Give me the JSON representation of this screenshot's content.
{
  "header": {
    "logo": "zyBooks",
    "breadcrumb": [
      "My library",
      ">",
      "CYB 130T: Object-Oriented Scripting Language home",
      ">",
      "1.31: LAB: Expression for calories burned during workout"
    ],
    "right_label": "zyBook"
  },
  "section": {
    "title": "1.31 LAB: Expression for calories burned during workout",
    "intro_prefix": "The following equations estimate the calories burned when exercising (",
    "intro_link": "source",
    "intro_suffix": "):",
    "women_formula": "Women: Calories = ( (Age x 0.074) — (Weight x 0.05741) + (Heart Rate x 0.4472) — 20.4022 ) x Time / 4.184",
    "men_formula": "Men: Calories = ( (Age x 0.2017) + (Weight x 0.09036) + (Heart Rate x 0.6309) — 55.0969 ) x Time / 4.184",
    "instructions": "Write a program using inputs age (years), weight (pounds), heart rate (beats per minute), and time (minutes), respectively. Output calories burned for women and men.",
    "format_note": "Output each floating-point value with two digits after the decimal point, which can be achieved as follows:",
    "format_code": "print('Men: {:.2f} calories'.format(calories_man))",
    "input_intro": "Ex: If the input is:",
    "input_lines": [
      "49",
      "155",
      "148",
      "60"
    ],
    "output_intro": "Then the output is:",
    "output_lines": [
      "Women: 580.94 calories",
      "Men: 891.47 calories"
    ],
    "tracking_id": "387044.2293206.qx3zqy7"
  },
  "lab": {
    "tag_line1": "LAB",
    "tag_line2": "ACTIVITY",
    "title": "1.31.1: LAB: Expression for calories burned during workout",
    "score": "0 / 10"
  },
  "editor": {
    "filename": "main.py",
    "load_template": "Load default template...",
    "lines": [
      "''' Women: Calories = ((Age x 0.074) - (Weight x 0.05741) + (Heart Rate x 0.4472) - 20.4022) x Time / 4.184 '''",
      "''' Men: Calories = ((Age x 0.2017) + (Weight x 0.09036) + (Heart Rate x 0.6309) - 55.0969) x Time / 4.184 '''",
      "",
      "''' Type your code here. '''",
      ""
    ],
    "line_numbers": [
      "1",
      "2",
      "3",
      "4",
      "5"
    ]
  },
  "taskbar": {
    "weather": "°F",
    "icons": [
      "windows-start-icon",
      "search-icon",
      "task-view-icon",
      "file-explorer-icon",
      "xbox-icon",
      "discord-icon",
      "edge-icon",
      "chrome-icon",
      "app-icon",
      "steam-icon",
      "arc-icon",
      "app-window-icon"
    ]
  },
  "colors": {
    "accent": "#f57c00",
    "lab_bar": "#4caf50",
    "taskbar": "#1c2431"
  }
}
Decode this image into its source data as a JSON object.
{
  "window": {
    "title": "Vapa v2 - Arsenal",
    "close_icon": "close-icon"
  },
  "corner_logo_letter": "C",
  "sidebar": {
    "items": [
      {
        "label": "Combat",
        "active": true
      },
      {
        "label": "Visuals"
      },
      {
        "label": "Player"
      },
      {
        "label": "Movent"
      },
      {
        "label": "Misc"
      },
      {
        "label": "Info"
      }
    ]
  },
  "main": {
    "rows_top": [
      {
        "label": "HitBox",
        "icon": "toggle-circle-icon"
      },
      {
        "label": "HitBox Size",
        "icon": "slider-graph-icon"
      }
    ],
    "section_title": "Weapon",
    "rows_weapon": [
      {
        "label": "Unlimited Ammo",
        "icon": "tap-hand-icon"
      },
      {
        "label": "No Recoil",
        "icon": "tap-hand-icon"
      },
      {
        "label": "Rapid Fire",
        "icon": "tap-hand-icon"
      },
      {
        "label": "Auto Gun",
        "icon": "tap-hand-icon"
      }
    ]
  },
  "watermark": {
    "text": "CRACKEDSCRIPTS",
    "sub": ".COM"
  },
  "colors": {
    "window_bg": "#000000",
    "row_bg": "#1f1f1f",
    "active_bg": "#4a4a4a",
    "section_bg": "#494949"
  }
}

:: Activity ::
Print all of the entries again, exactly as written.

:: Exercise response ::
Give me the JSON representation of this screenshot's content.
{
  "header": {
    "logo": "zyBooks",
    "breadcrumb": [
      "My library",
      ">",
      "CYB 130T: Object-Oriented Scripting Language home",
      ">",
      "1.31: LAB: Expression for calories burned during workout"
    ],
    "right_label": "zyBook"
  },
  "section": {
    "title": "1.31 LAB: Expression for calories burned during workout",
    "intro_prefix": "The following equations estimate the calories burned when exercising (",
    "intro_link": "source",
    "intro_suffix": "):",
    "women_formula": "Women: Calories = ( (Age x 0.074) — (Weight x 0.05741) + (Heart Rate x 0.4472) — 20.4022 ) x Time / 4.184",
    "men_formula": "Men: Calories = ( (Age x 0.2017) + (Weight x 0.09036) + (Heart Rate x 0.6309) — 55.0969 ) x Time / 4.184",
    "instructions": "Write a program using inputs age (years), weight (pounds), heart rate (beats per minute), and time (minutes), respectively. Output calories burned for women and men.",
    "format_note": "Output each floating-point value with two digits after the decimal point, which can be achieved as follows:",
    "format_code": "print('Men: {:.2f} calories'.format(calories_man))",
    "input_intro": "Ex: If the input is:",
    "input_lines": [
      "49",
      "155",
      "148",
      "60"
    ],
    "output_intro": "Then the output is:",
    "output_lines": [
      "Women: 580.94 calories",
      "Men: 891.47 calories"
    ],
    "tracking_id": "387044.2293206.qx3zqy7"
  },
  "lab": {
    "tag_line1": "LAB",
    "tag_line2": "ACTIVITY",
    "title": "1.31.1: LAB: Expression for calories burned during workout",
    "score": "0 / 10"
  },
  "editor": {
    "filename": "main.py",
    "load_template": "Load default template...",
    "lines": [
      "''' Women: Calories = ((Age x 0.074) - (Weight x 0.05741) + (Heart Rate x 0.4472) - 20.4022) x Time / 4.184 '''",
      "''' Men: Calories = ((Age x 0.2017) + (Weight x 0.09036) + (Heart Rate x 0.6309) - 55.0969) x Time / 4.184 '''",
      "",
      "''' Type your code here. '''",
      ""
    ],
    "line_numbers": [
      "1",
      "2",
      "3",
      "4",
      "5"
    ]
  },
  "taskbar": {
    "weather": "°F",
    "icons": [
      "windows-start-icon",
      "search-icon",
      "task-view-icon",
      "file-explorer-icon",
      "xbox-icon",
      "discord-icon",
      "edge-icon",
      "chrome-icon",
      "app-icon",
      "steam-icon",
      "arc-icon",
      "app-window-icon"
    ]
  },
  "colors": {
    "accent": "#f57c00",
    "lab_bar": "#4caf50",
    "taskbar": "#1c2431"
  }
}
Decode this image into its source data as a JSON object.
{
  "window": {
    "title": "Vapa v2 - Arsenal",
    "close_icon": "close-icon"
  },
  "corner_logo_letter": "C",
  "sidebar": {
    "items": [
      {
        "label": "Combat",
        "active": true
      },
      {
        "label": "Visuals"
      },
      {
        "label": "Player"
      },
      {
        "label": "Movent"
      },
      {
        "label": "Misc"
      },
      {
        "label": "Info"
      }
    ]
  },
  "main": {
    "rows_top": [
      {
        "label": "HitBox",
        "icon": "toggle-circle-icon"
      },
      {
        "label": "HitBox Size",
        "icon": "slider-graph-icon"
      }
    ],
    "section_title": "Weapon",
    "rows_weapon": [
      {
        "label": "Unlimited Ammo",
        "icon": "tap-hand-icon"
      },
      {
        "label": "No Recoil",
        "icon": "tap-hand-icon"
      },
      {
        "label": "Rapid Fire",
        "icon": "tap-hand-icon"
      },
      {
        "label": "Auto Gun",
        "icon": "tap-hand-icon"
      }
    ]
  },
  "watermark": {
    "text": "CRACKEDSCRIPTS",
    "sub": ".COM"
  },
  "colors": {
    "window_bg": "#000000",
    "row_bg": "#1f1f1f",
    "active_bg": "#4a4a4a",
    "section_bg": "#494949"
  }
}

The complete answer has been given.